**YOUR OBJECTIVE**.
Where does the string "type" occur in the records below? Copy every line that holds it.

**SOURCE MATERIAL**.
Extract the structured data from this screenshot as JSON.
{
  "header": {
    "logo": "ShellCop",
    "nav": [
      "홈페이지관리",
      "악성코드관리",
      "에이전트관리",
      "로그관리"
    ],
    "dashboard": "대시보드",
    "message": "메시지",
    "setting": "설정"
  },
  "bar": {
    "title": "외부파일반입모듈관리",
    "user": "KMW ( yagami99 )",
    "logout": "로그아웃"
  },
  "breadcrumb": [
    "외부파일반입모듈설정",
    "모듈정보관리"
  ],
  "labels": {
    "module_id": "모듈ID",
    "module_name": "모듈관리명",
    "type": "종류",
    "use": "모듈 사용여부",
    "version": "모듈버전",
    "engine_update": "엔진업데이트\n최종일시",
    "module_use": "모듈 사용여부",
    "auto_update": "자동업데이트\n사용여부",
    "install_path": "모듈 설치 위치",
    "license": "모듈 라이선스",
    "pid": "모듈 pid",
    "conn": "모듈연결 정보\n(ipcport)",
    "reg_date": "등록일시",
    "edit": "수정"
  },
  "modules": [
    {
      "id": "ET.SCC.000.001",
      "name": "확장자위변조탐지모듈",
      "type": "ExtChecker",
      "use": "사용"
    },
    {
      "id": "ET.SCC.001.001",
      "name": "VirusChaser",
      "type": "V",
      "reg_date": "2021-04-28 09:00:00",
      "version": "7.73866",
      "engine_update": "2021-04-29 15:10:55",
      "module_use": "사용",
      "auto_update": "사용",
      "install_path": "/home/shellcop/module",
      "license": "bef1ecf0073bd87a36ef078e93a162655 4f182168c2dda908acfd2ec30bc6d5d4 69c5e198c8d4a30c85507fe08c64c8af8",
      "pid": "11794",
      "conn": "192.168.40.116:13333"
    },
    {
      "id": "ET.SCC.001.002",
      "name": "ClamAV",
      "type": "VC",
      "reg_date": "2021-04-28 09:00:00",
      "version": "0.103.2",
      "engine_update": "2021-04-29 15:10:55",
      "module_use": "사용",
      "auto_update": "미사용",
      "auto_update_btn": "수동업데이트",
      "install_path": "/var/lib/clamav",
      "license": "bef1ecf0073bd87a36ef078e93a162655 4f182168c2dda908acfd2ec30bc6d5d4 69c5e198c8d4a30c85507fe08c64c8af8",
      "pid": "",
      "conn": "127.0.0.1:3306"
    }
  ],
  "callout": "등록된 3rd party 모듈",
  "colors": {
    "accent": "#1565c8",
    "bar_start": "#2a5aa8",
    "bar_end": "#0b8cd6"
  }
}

**OUTPUT FOR THIS TASK**.
    "type": "종류",
      "type": "ExtChecker",
      "type": "V",
      "type": "VC",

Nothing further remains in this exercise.